The Injustice Done My Mother
by José Rizal (Translated, Austin Craig)
THE INJUSTICE DONE MY MOTHER
by José Rizal
Some days after my return
to Kalamba, my parents decided that I should remain, and that later I should
go to Manila. I wanted to study with a teacher of the town, even though I
could learn no more than multiplication, so I entered the village school.
At this time, an uncle of mine, Don José Alberto, returned from Europe. He
found that, during his absence, his wife had left his home and abandoned her
children. The poor man anxiously sought his wife and, at my mother's earnest
request, he took her back. They went to live in Biñan. Only a few days later
the ungrateful woman plotted with a Guardia Civil officer who was a friend
of ours. She accused her husband of poisoning her and charged that my mother
was an accomplice. On this charge, the alcalde sent my mother to prison.
I do not like to tell of the deep grief which we all, nine sisters and
brothers, felt. Our mother's arrest, we knew, was unjust. The men who
arrested her pretended to be friends and had often been our guests. Ever
since then, child though I was, I have distrusted friendship. We learned
later that our mother, away from us all and along in years, was ill. From
the first, the alcalde believed the accusation. He was unfair in every way
and treated my mother rudely, even brutally. Finally, he persuaded her to
confess to what they wised by promising to set her free and to let her see
her children.
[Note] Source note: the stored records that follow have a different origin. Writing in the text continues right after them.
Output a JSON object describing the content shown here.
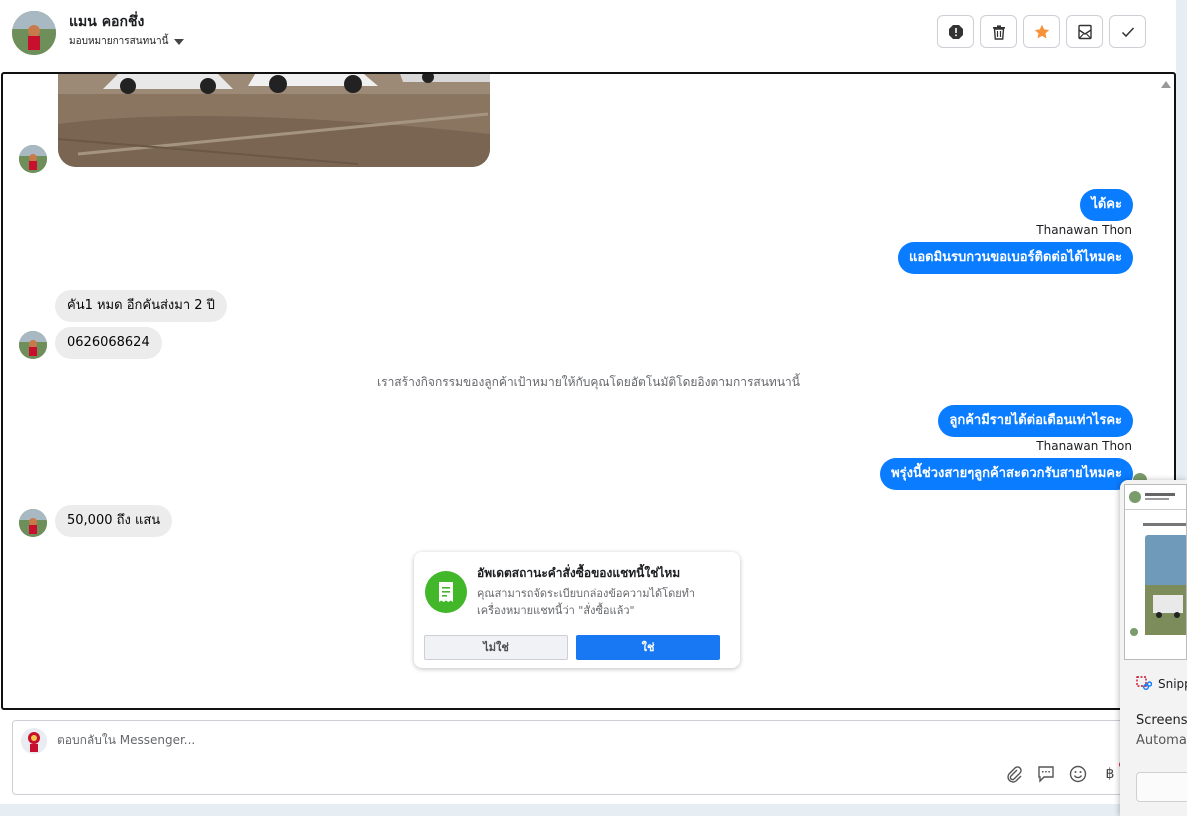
{
  "header": {
    "contact_name": "แมน คอกชึ่ง",
    "assign_label": "มอบหมายการสนทนานี้",
    "actions": [
      "spam-icon",
      "trash-icon",
      "star-icon",
      "mark-unread-icon",
      "check-icon"
    ],
    "star_color": "#f7923a"
  },
  "messages": {
    "out_1": "ได้คะ",
    "sender_1": "Thanawan Thon",
    "out_2": "แอดมินรบกวนขอเบอร์ติดต่อได้ไหมคะ",
    "in_1": "คัน1 หมด  อีกคันส่งมา 2 ปี",
    "in_2": "0626068624",
    "system_note": "เราสร้างกิจกรรมของลูกค้าเป้าหมายให้กับคุณโดยอัตโนมัติโดยอิงตามการสนทนานี้",
    "out_3": "ลูกค้ามีรายได้ต่อเดือนเท่าไรคะ",
    "sender_2": "Thanawan Thon",
    "out_4": "พรุ่งนี้ช่วงสายๆลูกค้าสะดวกรับสายไหมคะ",
    "in_3": "50,000  ถึง  แสน"
  },
  "prompt_card": {
    "title": "อัพเดตสถานะคำสั่งซื้อของแชทนี้ใช่ไหม",
    "description": "คุณสามารถจัดระเบียบกล่องข้อความได้โดยทำเครื่องหมายแชทนี้ว่า \"สั่งซื้อแล้ว\"",
    "no_label": "ไม่ใช่",
    "yes_label": "ใช่"
  },
  "composer": {
    "placeholder": "ตอบกลับใน Messenger...",
    "tools": [
      "attach-icon",
      "saved-reply-icon",
      "emoji-icon",
      "baht-icon"
    ],
    "baht_symbol": "฿"
  },
  "snipping_tool": {
    "app_name": "Snipp",
    "heading": "Screensh",
    "subtext": "Automat"
  },
  "colors": {
    "outgoing_bubble": "#0a7cff",
    "incoming_bubble": "#ececec",
    "yes_button": "#1877f2",
    "card_icon": "#42b72a"
  }
}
What mother could resist that? What mother would not sacrifice
life itself for her children?
They terrified and deceived my mother, as they would have any other mother.
They threatened to condemn her if she did not say what they wished. She
submitted to the will of her enemies and lost her spirit. The case became
involved until the same alcalde asked pardon for her. But this was only when
the matter was before the Supreme Court. He asked for the pardon because he
was sorry for what he had done. Such was his meanness that I felt afraid of
him. Attorneys Francisco de Marcaida and Manuel Masigan, Manila's leading
lawyers, defended my mother and they finally succeeded in having her
acquitted. They proved her innocence to the judges, her accusers and her
hosts of enemies. But after how much delay? -- After two and a half years.